When the game started, a 6-foot-5 outside hitter smacked a ball in MacDonald’s direction. He stuck out his arms, closed his eyes, and somehow was able to make contact for the pass.
“Everyone was freaking out, and I was like, ‘Oh, I like this sport.’ It was cool. It hurt really bad, but it was cool.”
MacDonald became the starting libero his freshman year and never looked back. Along the way, he became one of the best defensive players in the county.
“One thing my coach and I always like to say about Brett is that the other team always knows not to serve to him... but somehow he just attracts all the volleyballs,” Bylsma said.
And he did it while also being a key member of Arroyo Grande’s PAC 8-champion tennis team.
Quick hands, quick feet
In volleyball, the hitters get all the glory. Who doesn’t love a powerful kill? But if it wasn’t for the setter putting the ball in a good spot, the hitters would be swing at nothing but air. That’s where Bylsma comes in.
His quick feet and lightning-fast sets can go in any direction with precision, whether he’s looking that way or not. Bylsma, easily the best setter in the area, credits playing more sand volleyball and offseason training for helping to improve his foot speed.
“And I pride myself on getting every ball with my hands,” Bylsma said. “Some players are lazy and try to bump it. I would rather try to get a double set.”
Bylsma also goes the extra mile in the classroom. His 4.7 GPA ranked him second in his class and earned him a spot as the Class of 2017 salutatorian. He didn’t fulfill his goal of becoming a college volleyball player, but he plans to play as much as he can for the club team when he enrolls at UC Berkely in the fall to study environmental policy and engineering. Like Bylsma, MacDonald won’t be playing college volleyball, either. He will attend St. Mary’s on an academic scholarship and the co-captain of the Eagles mock trial team hopes to attend law school after that.
This year, their final year on the court together, it was the combination of of chemistry, athleticism and intelligence that make MacDonald and Bylsma so deadly.
All it takes is a look, Bylsma said, and he knows what MacDonald is thinking — “We need to go right now and get a kill. I’ll get you a pass.”
“That’s just the trust we have,” Bylsma said. “I can count on him any time.”
The crowd that came out to watch the pair capture their fourth and final league title was the biggest they had ever seen, MacDonald estimates. They both agree it was a season highlight.

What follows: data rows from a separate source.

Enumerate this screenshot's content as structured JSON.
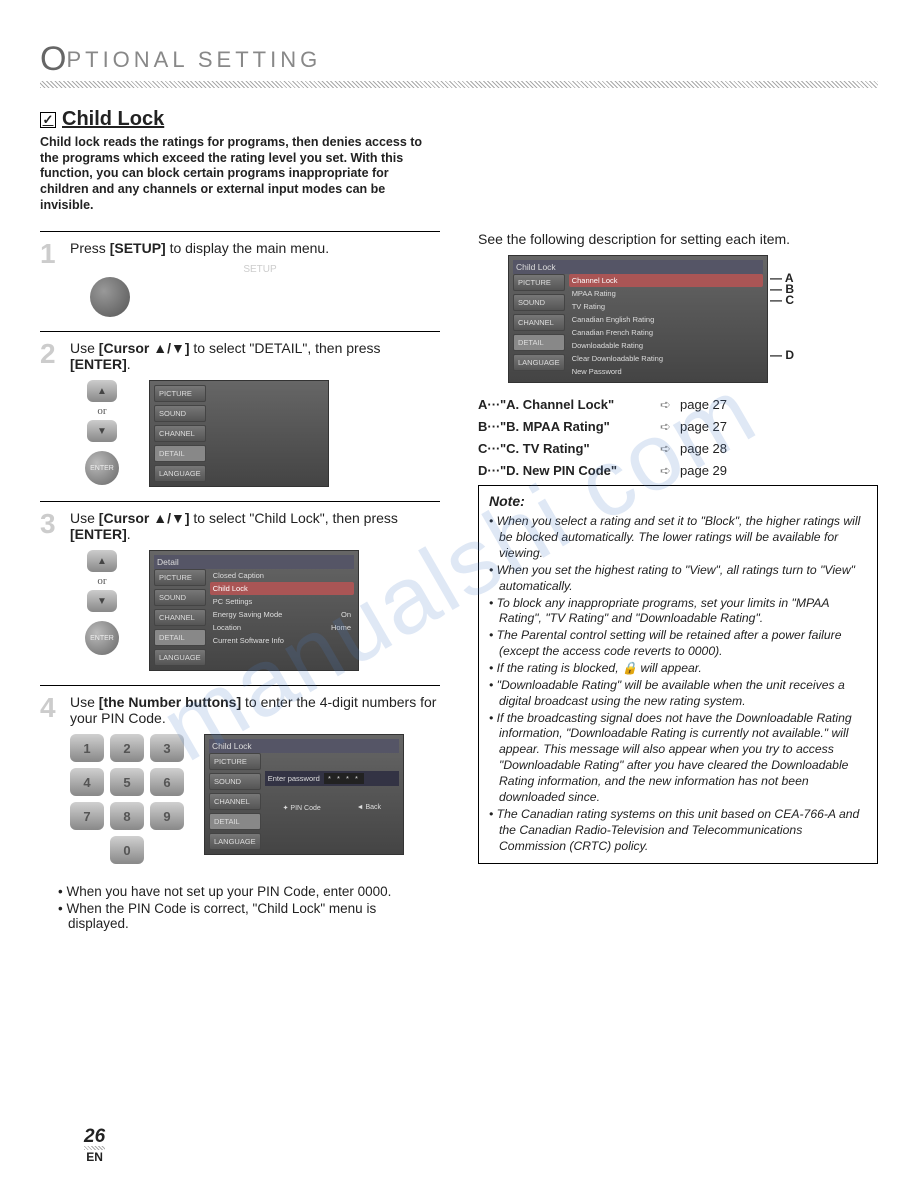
{
  "header": {
    "category": "PTIONAL   SETTING"
  },
  "section": {
    "title": "Child Lock",
    "intro": "Child lock reads the ratings for programs, then denies access to the programs which exceed the rating level you set. With this function, you can block certain programs inappropriate for children and any channels or external input modes can be invisible."
  },
  "steps": {
    "s1": {
      "num": "1",
      "text_a": "Press ",
      "btn": "[SETUP]",
      "text_b": " to display the main menu.",
      "label": "SETUP"
    },
    "s2": {
      "num": "2",
      "text_a": "Use ",
      "btn": "[Cursor ▲/▼]",
      "text_b": " to select \"DETAIL\", then press ",
      "btn2": "[ENTER]",
      "text_c": ".",
      "or": "or",
      "enter": "ENTER"
    },
    "s3": {
      "num": "3",
      "text_a": "Use ",
      "btn": "[Cursor ▲/▼]",
      "text_b": " to select \"Child Lock\", then press ",
      "btn2": "[ENTER]",
      "text_c": ".",
      "or": "or",
      "enter": "ENTER"
    },
    "s4": {
      "num": "4",
      "text_a": "Use ",
      "btn": "[the Number buttons]",
      "text_b": " to enter the 4-digit numbers for your PIN Code."
    },
    "bullets": [
      "When you have not set up your PIN Code, enter 0000.",
      "When the PIN Code is correct, \"Child Lock\" menu is displayed."
    ]
  },
  "keypad": [
    "1",
    "2",
    "3",
    "4",
    "5",
    "6",
    "7",
    "8",
    "9",
    "0"
  ],
  "osd_tabs": [
    "PICTURE",
    "SOUND",
    "CHANNEL",
    "DETAIL",
    "LANGUAGE"
  ],
  "osd2_items": [
    "",
    "",
    "",
    "",
    ""
  ],
  "osd3": {
    "title": "Detail",
    "items": [
      "Closed Caption",
      "Child Lock",
      "PC Settings",
      "Energy Saving Mode",
      "Location",
      "Current Software Info"
    ],
    "vals": [
      "",
      "",
      "",
      "On",
      "Home",
      ""
    ]
  },
  "osd4": {
    "title": "Child Lock",
    "enter_pw": "Enter password",
    "footer_l": "PIN Code",
    "footer_r": "Back"
  },
  "right": {
    "intro": "See the following description for setting each item.",
    "osd_title": "Child Lock",
    "osd_items": [
      "Channel Lock",
      "MPAA Rating",
      "TV Rating",
      "Canadian English Rating",
      "Canadian French Rating",
      "Downloadable Rating",
      "Clear Downloadable Rating",
      "New Password"
    ],
    "callouts": {
      "A": "A",
      "B": "B",
      "C": "C",
      "D": "D"
    },
    "legend": [
      {
        "k": "A",
        "t": "\"A. Channel Lock\"",
        "p": "page 27"
      },
      {
        "k": "B",
        "t": "\"B. MPAA Rating\"",
        "p": "page 27"
      },
      {
        "k": "C",
        "t": "\"C. TV Rating\"",
        "p": "page 28"
      },
      {
        "k": "D",
        "t": "\"D. New PIN Code\"",
        "p": "page 29"
      }
    ],
    "note_title": "Note:",
    "notes": [
      "When you select a rating and set it to \"Block\", the higher ratings will be blocked automatically. The lower ratings will be available for viewing.",
      "When you set the highest rating to \"View\", all ratings turn to \"View\" automatically.",
      "To block any inappropriate programs, set your limits in \"MPAA Rating\", \"TV Rating\" and \"Downloadable Rating\".",
      "The Parental control setting will be retained after a power failure (except the access code reverts to 0000).",
      "If the rating is blocked, 🔒 will appear.",
      "\"Downloadable Rating\" will be available when the unit receives a digital broadcast using the new rating system.",
      "If the broadcasting signal does not have the Downloadable Rating information, \"Downloadable Rating is currently not available.\" will appear. This message will also appear when you try to access \"Downloadable Rating\" after you have cleared the Downloadable Rating information, and the new information has not been downloaded since.",
      "The Canadian rating systems on this unit based on CEA-766-A and the Canadian Radio-Television and Telecommunications Commission (CRTC) policy."
    ]
  },
  "page": {
    "num": "26",
    "lang": "EN"
  },
  "watermark": "manualshi    com"
}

Losing in five sets in the quarterfinals of the CIF-Southern Section Division 3 playoffs wasn’t the way either wanted to end the season, but MacDonald said he can rest easy knowing it was one of the best runs in program history made with “an awesome group of guys.”
Bylsma will miss his friends and that feeling he gets before the game.
“You just get pumped up ready to go, knowing you have this undefeated streak on your back, ready to crush everyone,” Bylsma said. “That is just an all-time high for me.”
But it’s what hangs high above the court, four years of excellence first formed on that short elementary school net, that really gives Bylsma pride.
“That is pretty humbling,” Bylsma said.